Last year, we reported on the trend toward the use of in-store “beacons” as a way for brick-and-mortar stores to communicate directly with consumers while they are physically in stores, in order to entice customers to buy their products while they are still in the store. In particular, we summarized legal issues that these beacons raise, from consumer privacy, to false advertising, employment law, intellectual property, and cyber piracy issues. A year later, these concerns have not been enough to slow the trend. Tech Crunch is reporting that major retailers continue to invest in this technology, with malls and major retailers across the United States investing in technological infrastructure that allows them send information about deals as well as recommendations directly to consumers’ smartphones. Tech Crunch reports:
Consumers, so far, have been somewhat accepting of the technology, likely because they’re in better control of it – they can choose whether to opt in, or can simply switch off their Bluetooth to disable the alerts.
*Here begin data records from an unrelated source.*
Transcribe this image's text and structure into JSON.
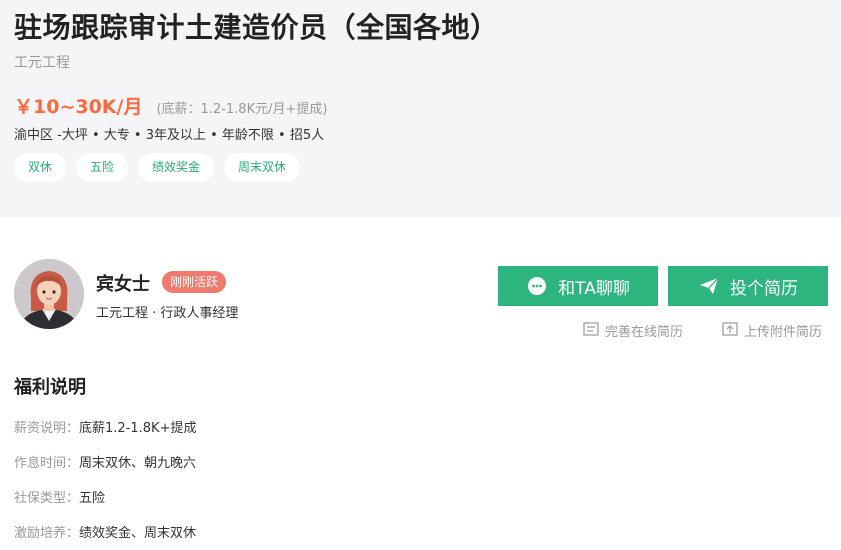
{
  "job": {
    "title": "驻场跟踪审计土建造价员（全国各地）",
    "company": "工元工程",
    "salary": "￥10~30K/月",
    "base_salary": "(底薪：1.2-1.8K元/月+提成)",
    "meta": "渝中区 -大坪  •  大专  •  3年及以上  • 年龄不限 • 招5人",
    "tags": [
      "双休",
      "五险",
      "绩效奖金",
      "周末双休"
    ]
  },
  "recruiter": {
    "name": "宾女士",
    "status": "刚刚活跃",
    "subtitle": "工元工程 · 行政人事经理"
  },
  "actions": {
    "chat_label": "和TA聊聊",
    "apply_label": "投个简历",
    "online_resume": "完善在线简历",
    "upload_resume": "上传附件简历"
  },
  "benefits": {
    "title": "福利说明",
    "items": [
      {
        "label": "薪资说明：",
        "value": "底薪1.2-1.8K+提成"
      },
      {
        "label": "作息时间：",
        "value": "周末双休、朝九晚六"
      },
      {
        "label": "社保类型：",
        "value": "五险"
      },
      {
        "label": "激励培养：",
        "value": "绩效奖金、周末双休"
      }
    ]
  },
  "colors": {
    "accent_green": "#2eb57f",
    "salary_orange": "#fa6a41",
    "badge_red": "#f07a6d",
    "header_bg": "#f5f5f7"
  },
  "icons": {
    "chat": "chat-bubble-icon",
    "apply": "paper-plane-icon",
    "online_resume": "document-icon",
    "upload_resume": "upload-icon"
  }
}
According to a November 2014 study by marketing platform provider Swirl, 73 percent of consumers even indicated that beacon campaigns increased the likelihood of purchase during their visit.
It will be interesting to see how consumer perception of this technology changes as it becomes more commonplace, and as retailers—and potentially brand owners—increase the number of messages sent to consumers’ devices and experiment with new content.